**YOUR OBJECTIVE:**
If a line in the data holds "screenshot", copy that line out in full.

DATA RECORDS: Begin

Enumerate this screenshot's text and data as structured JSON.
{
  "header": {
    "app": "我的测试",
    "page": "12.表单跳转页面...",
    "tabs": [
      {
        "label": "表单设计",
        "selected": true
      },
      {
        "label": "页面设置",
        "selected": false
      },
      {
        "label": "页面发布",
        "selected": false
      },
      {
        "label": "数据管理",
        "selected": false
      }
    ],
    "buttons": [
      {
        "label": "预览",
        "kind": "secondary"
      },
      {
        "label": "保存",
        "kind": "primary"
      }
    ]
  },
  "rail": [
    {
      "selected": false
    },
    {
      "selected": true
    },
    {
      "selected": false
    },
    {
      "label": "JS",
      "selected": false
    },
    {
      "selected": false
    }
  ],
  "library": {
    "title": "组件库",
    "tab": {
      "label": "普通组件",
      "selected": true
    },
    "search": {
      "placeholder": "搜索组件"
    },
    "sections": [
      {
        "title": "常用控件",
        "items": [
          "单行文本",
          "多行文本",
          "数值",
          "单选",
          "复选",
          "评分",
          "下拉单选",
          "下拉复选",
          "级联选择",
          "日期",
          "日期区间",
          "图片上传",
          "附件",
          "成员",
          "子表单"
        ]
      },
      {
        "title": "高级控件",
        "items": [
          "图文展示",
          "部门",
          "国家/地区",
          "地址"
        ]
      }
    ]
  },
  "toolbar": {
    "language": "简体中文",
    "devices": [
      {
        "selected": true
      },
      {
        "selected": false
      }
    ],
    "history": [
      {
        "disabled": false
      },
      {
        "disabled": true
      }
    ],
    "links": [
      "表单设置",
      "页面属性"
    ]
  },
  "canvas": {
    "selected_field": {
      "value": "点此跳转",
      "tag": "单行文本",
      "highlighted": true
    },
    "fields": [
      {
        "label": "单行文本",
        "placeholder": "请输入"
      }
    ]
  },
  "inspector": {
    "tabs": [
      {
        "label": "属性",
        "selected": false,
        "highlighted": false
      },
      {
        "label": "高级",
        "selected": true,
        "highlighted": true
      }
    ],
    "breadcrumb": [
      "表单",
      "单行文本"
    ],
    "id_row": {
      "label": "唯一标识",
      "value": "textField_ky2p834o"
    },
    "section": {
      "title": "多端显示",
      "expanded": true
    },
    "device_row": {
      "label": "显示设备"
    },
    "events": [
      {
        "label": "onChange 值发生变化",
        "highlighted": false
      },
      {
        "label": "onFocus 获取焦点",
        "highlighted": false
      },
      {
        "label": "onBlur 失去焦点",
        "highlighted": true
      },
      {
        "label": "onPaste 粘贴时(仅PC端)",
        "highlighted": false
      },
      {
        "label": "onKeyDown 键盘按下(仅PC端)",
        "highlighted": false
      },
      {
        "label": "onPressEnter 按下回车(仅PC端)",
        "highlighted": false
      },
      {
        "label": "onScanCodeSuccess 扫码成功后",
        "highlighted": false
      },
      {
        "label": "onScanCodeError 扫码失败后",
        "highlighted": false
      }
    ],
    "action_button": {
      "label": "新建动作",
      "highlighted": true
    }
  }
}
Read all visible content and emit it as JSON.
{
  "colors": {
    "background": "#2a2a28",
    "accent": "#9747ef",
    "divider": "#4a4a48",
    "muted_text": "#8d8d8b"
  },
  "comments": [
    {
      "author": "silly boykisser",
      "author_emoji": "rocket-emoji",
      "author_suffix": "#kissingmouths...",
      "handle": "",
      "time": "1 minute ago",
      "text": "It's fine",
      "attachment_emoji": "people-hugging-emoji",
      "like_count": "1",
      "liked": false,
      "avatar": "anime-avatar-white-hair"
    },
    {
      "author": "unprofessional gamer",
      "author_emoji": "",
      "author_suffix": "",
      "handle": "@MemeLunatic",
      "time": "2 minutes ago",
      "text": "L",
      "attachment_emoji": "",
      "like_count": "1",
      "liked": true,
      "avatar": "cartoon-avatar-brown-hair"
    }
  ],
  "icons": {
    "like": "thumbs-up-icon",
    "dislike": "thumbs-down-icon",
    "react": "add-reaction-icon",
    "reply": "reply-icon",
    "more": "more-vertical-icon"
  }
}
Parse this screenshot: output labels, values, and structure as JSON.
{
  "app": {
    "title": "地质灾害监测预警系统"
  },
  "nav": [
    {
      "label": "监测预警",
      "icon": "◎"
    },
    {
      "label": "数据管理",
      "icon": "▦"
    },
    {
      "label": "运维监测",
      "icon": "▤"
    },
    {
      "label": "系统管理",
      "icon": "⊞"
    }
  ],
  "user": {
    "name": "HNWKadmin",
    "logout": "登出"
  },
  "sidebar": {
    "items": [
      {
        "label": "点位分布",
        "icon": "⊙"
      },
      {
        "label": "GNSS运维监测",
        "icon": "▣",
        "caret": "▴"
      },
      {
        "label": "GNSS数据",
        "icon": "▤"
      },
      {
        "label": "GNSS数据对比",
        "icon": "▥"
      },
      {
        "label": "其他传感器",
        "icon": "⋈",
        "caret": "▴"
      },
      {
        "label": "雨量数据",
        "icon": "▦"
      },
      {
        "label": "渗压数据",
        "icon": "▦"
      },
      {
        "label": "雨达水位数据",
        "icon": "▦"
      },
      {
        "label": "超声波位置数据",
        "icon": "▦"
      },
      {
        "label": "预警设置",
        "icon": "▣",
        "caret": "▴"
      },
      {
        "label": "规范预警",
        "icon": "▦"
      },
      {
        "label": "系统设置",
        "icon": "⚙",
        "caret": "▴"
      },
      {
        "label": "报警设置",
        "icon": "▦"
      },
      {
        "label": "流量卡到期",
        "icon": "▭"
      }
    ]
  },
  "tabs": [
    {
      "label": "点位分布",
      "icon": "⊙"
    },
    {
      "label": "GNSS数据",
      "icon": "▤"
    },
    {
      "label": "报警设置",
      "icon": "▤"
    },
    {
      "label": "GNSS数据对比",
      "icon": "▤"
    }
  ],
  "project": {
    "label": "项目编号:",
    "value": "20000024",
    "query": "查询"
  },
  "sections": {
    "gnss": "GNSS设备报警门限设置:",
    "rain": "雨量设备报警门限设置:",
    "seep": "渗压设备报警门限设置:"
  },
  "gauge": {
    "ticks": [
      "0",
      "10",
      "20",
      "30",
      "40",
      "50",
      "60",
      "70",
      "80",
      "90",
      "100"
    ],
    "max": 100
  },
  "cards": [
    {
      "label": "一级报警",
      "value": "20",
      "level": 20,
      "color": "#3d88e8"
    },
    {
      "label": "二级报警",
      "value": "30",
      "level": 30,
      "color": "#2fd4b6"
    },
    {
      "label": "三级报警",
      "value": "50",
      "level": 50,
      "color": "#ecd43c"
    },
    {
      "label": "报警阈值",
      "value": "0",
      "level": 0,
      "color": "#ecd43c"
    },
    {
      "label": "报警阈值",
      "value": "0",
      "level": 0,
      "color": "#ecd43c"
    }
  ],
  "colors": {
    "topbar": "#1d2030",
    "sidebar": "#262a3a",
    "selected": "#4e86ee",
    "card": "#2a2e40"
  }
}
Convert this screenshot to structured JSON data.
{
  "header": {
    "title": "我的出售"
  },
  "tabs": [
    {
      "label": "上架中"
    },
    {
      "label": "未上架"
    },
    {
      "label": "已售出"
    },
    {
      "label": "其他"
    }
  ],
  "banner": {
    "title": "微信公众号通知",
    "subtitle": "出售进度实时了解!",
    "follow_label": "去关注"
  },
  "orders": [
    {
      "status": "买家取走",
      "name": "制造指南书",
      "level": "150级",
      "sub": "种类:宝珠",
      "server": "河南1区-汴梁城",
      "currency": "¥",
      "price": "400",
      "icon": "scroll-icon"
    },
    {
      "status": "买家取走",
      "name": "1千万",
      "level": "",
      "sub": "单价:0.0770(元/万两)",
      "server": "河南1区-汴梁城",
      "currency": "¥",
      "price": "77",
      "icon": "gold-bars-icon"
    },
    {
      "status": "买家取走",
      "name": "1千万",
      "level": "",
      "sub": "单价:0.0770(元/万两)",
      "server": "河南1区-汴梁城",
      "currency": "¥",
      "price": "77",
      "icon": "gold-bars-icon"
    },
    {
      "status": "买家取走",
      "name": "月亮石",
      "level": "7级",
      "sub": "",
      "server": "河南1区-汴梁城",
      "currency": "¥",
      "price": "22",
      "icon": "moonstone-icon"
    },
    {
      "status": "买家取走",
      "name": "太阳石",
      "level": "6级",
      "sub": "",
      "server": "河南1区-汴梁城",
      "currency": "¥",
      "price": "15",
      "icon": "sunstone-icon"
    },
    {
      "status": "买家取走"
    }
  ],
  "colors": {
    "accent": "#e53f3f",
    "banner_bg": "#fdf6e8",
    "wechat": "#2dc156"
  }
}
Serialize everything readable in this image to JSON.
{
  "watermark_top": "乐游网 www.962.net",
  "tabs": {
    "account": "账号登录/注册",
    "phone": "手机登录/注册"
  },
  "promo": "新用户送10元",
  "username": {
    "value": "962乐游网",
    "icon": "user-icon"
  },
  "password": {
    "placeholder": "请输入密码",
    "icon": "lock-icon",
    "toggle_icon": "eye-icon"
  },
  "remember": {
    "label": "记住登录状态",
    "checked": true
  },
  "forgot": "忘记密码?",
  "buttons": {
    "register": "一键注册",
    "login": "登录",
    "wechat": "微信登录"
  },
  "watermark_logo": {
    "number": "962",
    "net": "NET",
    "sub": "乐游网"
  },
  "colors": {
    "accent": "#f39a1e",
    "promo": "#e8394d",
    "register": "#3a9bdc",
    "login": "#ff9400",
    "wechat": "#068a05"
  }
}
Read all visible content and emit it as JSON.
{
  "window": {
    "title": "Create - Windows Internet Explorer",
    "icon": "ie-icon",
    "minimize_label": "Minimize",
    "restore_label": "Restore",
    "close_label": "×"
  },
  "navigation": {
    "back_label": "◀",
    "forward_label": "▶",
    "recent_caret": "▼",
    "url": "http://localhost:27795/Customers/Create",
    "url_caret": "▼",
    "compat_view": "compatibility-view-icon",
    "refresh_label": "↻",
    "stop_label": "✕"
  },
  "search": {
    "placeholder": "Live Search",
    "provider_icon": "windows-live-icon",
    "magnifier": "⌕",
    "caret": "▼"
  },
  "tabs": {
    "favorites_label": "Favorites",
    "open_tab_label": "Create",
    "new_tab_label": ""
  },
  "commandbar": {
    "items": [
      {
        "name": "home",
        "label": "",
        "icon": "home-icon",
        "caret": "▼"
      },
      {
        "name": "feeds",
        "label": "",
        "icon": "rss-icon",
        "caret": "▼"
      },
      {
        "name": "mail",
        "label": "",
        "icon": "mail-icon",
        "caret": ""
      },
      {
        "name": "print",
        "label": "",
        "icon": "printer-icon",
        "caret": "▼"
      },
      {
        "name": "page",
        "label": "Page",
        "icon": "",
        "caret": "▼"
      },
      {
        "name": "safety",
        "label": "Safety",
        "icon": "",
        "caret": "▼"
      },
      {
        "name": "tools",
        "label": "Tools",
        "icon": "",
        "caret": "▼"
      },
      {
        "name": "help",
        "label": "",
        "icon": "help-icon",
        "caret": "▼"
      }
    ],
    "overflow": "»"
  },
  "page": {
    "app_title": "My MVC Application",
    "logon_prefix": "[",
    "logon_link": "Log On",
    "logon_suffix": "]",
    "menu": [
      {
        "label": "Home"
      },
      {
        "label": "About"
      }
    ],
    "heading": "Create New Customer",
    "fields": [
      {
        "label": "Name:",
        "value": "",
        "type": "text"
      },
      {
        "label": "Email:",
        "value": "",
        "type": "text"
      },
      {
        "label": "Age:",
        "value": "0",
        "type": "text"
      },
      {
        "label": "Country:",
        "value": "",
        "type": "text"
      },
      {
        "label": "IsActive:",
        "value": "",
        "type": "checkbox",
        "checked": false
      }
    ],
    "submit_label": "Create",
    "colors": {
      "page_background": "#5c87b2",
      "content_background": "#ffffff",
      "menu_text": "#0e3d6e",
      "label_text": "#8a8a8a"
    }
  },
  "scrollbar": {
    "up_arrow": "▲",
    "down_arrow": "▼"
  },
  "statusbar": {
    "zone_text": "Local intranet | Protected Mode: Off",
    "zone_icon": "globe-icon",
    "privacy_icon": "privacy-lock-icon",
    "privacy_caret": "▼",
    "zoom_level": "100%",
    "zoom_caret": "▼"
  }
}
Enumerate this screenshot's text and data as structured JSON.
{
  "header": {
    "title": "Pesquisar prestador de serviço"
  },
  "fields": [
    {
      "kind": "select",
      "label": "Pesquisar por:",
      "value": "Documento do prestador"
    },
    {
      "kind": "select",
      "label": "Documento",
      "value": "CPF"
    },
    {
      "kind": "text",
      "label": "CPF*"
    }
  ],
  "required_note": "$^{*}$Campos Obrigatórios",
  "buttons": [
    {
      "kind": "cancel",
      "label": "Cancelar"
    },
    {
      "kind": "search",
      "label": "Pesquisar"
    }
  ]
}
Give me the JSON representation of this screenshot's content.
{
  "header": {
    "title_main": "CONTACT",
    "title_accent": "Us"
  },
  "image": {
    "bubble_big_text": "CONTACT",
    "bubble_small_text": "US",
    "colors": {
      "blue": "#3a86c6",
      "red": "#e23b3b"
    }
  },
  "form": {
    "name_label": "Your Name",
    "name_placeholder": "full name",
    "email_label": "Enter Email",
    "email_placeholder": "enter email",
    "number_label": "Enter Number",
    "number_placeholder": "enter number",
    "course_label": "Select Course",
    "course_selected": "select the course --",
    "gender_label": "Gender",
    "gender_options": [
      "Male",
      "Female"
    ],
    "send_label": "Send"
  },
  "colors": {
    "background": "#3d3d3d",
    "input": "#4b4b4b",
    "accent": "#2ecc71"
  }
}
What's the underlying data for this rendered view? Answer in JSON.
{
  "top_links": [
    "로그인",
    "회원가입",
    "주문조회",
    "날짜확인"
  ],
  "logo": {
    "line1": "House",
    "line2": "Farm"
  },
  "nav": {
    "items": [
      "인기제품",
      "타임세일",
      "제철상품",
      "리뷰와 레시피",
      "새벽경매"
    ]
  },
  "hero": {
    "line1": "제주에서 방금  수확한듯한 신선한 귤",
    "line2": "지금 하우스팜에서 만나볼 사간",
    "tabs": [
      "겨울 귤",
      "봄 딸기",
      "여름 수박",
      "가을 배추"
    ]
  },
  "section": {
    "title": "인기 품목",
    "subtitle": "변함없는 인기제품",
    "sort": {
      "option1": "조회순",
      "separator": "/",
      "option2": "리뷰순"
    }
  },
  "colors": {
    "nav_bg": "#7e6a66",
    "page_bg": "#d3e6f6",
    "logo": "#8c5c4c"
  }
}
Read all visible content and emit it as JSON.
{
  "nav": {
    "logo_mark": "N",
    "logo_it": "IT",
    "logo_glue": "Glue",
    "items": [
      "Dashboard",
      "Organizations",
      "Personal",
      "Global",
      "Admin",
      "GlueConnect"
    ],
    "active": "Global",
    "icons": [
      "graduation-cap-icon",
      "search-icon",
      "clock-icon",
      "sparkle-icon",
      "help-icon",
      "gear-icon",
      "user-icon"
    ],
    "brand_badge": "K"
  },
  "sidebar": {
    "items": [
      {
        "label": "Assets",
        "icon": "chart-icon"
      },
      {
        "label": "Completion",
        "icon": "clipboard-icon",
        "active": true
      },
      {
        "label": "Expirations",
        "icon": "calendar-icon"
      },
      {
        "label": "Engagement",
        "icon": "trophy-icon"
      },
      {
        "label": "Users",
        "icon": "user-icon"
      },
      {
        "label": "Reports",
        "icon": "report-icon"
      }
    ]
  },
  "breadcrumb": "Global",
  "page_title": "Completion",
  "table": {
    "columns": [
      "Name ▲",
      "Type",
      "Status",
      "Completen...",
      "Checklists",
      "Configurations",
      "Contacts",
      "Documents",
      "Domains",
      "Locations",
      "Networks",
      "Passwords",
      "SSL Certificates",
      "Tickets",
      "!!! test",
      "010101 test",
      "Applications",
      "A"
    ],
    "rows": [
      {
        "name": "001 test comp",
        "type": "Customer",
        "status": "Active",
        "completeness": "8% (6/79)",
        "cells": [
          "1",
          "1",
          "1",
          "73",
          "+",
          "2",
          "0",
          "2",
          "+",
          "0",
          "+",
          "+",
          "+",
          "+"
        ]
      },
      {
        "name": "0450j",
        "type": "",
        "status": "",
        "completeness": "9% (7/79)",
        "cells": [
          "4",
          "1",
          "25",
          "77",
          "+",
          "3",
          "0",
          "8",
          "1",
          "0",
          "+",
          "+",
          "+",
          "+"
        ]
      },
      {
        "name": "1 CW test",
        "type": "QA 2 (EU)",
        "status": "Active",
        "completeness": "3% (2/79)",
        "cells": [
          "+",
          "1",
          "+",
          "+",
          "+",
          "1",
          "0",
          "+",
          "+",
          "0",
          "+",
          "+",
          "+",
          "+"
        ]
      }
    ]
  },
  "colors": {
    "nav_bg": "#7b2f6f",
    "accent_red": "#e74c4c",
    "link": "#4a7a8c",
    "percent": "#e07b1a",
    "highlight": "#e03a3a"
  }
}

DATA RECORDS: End

**REPLY TO THE EXERCISE:**
Enumerate this screenshot's text and data as structured JSON.
Parse this screenshot: output labels, values, and structure as JSON.
Convert this screenshot to structured JSON data.
Enumerate this screenshot's text and data as structured JSON.
Give me the JSON representation of this screenshot's content.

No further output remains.